While the study, which was published in the journal Pediatrics, seemed to be focused on making pediatricians aware of the rising trend so that they could speak with children who were having trouble, parents everyone heard that figure and were shocked. Over one in three kids being arrested before 23. For a family of five…. well, which one is your problem child?

I think I can join in with a large number of parents who read this report and thought, “What can I do?” What can we do to keep our children safe and aware? What haven’t parents been teaching their kids that’s led to this seriously shocking statistic?

The more I wondered how parents were going to keep their children on the straight and narrow, the more questions I had for this study and the researchers performed it. Really, this one number, 41%, doesn’t tell us a whole lot. It’s like a big “Panic” sign without warning anyone if there’s a flood or a volcanic eruption. What should we be worried about?

I have some questions for Robert Brame, the study’s author and professor of criminal justice and criminology at University of North Carolina Charlotte. I’m hoping that he and his team will be expanding their research. Because I feel like I’m scared of something, but I have no idea what that something is. Professor Brame, wherever you are, if you could give us a few more details, I think you might help the parents of the country identify some of these issues and work to correct them.

  • What are all these young people being arrested for? Underage drinking, drug possession, petty theft? What types of arrests are leading to these high numbers? If there’s a certain type of arrest that’s dominating this dramatic growth, parents will have an idea of specific issues to discuss with their kids.
  • How many convictions are there? Bob Herbert, formerly of the New York Times was a tireless crusader concerning the growing number of people being confronted, searched and arrested by the NYPD. Are police officers picking up more youngsters than ever before without actually charging them with a crime? I’m not suggesting that excessive police officers the entire issue, but could it be a part?
  • What are the socioeconomic and geographic factors at play here? Are certain areas of the country seeing more arrests than others? Are children from poorer neighborhoods becoming even more likely to get in to trouble with the law? Should communities be doing more to support at-risk teens. (That answer is always yes, but it never hurts to have more research backing you up.)
  • Are there any warning signs that parents should look for? What should we be discussing with our teens to help them steer clear of these problems? No parent wants to see their child handcuffed. We all want to be able to help them. Knowing more information about this study would give us the opportunity to communicate with our children about the problem.
  • What are the implications for all of these kids with less than permanent records? Every company I’ve ever worked for has required a back round check. So a large number of kids entering an already dismal economic climate are going to be hiding from their past for decades?
This is a scary statistic. Almost half of our country’s kids could be arrested before they ever leave their parents’ health insurance plans.
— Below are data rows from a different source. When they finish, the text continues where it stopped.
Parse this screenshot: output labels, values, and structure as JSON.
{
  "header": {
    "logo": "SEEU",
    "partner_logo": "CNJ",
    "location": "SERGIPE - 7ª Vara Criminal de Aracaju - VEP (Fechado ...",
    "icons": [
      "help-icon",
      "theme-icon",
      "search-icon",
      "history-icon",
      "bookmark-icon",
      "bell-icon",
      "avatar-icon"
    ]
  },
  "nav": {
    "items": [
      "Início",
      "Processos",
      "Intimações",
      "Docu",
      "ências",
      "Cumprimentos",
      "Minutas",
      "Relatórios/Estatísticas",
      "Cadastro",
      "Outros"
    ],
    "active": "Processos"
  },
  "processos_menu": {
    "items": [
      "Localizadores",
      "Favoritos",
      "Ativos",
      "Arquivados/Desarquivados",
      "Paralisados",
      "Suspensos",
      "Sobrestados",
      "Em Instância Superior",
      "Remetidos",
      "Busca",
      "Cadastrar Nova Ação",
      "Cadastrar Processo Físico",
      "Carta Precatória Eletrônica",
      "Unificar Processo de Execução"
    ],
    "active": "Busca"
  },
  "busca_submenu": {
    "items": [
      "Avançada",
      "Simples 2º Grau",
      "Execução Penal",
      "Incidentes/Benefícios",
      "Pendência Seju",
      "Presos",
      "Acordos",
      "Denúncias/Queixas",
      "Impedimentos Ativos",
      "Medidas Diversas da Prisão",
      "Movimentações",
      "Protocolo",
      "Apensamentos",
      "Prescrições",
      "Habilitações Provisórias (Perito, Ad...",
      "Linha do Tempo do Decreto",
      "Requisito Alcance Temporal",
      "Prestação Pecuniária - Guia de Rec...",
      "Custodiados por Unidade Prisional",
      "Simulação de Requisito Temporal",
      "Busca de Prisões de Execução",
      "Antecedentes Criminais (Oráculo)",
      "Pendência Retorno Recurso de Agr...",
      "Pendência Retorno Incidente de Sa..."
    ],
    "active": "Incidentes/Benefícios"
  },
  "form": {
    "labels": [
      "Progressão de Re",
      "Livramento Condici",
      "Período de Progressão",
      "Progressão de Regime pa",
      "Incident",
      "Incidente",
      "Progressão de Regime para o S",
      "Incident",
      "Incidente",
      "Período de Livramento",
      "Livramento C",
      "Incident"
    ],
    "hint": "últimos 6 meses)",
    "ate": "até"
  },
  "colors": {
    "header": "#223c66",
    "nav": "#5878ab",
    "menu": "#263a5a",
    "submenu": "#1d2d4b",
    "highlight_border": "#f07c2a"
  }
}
As loving and caring adults, we want to teach our kids how to stay out of trouble. We want to have the difficult conversations and let them know how youthful exuberance can hurt them later in life. Remember the teenager who lost his chance to go to the Olympics because he got drunk and peed in the aisle on an airplane? He learned that lesson pretty hard. We want to help prepare our teens, but we need to know a little more about this number before we can react.